Similarly, an article (written from an in-universe perspective) in the Call of Cthulhu RPG speculates that it may be a corruption of Abd Al-Azrad, which it claims translates to The Worshipper of the Great Devourer.

The phrase "mad Arab", sometimes with both words capitalized in Lovecraft's stories, is used so commonly before Alhazred's name that it almost constitutes a title. A reference to the "Mad Arab" in Cthulhu Mythos fiction is invariably a synonym for Abdul Alhazred.

According to Lovecraft's "History of the Necronomicon" (written 1927, first published 1938), Alhazred was:

a mad poet of Sanaá, in Yemen, who is said to have flourished during the period of the Ommiade caliphs, circa 700 A.D. He visited the ruins of Babylon and the subterranean secret of Memphis and spent ten years alone in the great southern desert of Arabia—the Roba El Khaliyeh or "Empty Space" of the ancients—and "Dahna" or "Crimson" desert of the modern Arabs, which is held to be inhabited by protective evil spirits and monsters of death. Of this desert many strange and unbelievable marvels are told by those who pretend to have penetrated it. In his last years Alhazred dwelt in Damascus.
In 730, while still living in Damascus, Alhazred supposedly wrote a book of ultimate evil in Arabic, al-Azif, which would later become known as the Necronomicon. Those who have dealings with this book usually come to an unpleasant end, and Alhazred was no exception. Again according to Lovecraft's "History":

Of his final death or disappearance (738 A.D.) many terrible and conflicting things are told. He is said by Ebn Khallikan (12th cent. biographer) to have been seized by an invisible monster in broad daylight and devoured horribly before a large number of fright-frozen witnesses. Of his madness many things are told.
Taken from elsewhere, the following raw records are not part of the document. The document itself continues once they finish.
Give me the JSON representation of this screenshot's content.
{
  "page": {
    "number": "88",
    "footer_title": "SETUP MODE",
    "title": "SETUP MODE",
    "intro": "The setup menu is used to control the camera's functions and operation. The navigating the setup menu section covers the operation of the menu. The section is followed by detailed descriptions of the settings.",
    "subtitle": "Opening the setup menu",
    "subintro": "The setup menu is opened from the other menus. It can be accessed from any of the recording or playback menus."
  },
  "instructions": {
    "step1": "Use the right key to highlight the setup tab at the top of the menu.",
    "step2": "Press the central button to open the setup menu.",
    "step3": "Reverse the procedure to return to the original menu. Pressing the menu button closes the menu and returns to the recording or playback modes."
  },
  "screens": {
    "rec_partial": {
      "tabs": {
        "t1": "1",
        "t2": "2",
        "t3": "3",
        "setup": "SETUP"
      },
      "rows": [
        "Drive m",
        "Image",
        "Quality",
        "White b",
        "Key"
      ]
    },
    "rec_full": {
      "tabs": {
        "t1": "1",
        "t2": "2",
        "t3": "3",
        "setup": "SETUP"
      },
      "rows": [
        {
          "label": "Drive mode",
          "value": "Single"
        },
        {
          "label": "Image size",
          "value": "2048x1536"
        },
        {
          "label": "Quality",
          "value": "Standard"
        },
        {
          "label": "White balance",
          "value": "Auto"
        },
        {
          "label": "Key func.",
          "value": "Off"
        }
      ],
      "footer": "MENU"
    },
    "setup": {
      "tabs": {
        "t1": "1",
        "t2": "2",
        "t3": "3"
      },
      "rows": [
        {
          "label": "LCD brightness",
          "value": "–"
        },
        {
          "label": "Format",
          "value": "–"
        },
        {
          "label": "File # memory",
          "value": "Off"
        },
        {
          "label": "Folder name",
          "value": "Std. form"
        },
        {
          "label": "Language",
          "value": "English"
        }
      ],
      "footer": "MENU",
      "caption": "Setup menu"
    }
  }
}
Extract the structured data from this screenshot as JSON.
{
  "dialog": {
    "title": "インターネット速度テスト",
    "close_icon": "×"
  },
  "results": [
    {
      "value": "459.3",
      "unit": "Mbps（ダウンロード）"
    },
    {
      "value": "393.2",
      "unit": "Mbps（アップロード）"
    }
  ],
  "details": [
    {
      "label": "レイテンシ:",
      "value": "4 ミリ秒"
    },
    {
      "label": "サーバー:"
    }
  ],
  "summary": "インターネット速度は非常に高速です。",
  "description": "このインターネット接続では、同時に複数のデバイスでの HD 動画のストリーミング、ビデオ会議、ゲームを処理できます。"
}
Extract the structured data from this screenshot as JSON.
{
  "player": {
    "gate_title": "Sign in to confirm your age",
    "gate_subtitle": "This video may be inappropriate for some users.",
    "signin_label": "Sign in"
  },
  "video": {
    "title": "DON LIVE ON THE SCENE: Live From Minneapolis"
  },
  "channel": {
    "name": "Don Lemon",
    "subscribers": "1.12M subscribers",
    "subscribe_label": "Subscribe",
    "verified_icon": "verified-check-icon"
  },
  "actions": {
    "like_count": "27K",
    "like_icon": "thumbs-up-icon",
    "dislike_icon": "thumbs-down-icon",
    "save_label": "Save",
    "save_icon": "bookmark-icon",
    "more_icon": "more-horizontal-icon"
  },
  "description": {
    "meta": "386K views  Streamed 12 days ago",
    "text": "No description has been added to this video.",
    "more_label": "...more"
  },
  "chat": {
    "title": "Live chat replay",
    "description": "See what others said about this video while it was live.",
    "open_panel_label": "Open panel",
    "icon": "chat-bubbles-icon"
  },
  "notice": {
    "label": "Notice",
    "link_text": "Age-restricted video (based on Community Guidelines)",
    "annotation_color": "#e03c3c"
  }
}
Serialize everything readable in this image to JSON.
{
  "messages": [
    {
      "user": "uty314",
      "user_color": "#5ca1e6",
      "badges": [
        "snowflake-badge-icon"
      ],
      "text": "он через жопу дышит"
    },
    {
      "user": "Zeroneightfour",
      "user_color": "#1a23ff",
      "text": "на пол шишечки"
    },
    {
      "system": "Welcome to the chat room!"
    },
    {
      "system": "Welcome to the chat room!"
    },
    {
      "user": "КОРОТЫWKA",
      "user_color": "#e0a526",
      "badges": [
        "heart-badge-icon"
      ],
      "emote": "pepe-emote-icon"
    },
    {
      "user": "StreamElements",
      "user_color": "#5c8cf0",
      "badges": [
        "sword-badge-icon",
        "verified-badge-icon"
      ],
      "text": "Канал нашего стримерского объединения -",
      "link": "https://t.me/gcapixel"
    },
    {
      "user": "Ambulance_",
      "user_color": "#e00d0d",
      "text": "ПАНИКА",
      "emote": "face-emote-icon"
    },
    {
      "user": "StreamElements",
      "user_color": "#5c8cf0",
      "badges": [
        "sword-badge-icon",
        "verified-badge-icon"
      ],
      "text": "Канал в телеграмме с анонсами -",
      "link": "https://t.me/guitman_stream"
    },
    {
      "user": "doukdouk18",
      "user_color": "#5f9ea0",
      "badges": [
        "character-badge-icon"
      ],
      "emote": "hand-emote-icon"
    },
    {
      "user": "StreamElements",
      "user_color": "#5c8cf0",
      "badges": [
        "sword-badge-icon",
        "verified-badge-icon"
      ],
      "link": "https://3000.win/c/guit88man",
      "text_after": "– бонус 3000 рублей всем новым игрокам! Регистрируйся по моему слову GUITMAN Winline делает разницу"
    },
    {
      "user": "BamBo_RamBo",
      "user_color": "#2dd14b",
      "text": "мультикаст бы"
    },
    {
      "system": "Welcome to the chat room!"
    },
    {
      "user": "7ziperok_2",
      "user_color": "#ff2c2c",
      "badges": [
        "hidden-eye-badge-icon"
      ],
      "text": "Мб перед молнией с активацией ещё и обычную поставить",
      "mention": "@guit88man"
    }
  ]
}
He claimed to have seen the fabulous Irem, or City of Pillars, and to have found beneath the ruins of a certain nameless desert town the shocking annals and secrets of a race older than mankind. He was only an indifferent Moslem, worshipping unknown entities whom he called Yog-Sothoth and Cthulhu.


poezii poezii poezii poezii
poezii
poezii La casa de la literatura poezii
poezii
poezii  Busca  Agonia.Net  

La reproducción de cualquier texto que pertenece al portal sin nuestro permiso està estrictamente prohibida.
Copyright 1999-2003. Agonia.Net

E-mail | Política de publicación et confidencialidad

Top Site-uri Cultura - Join the Cultural Topsites!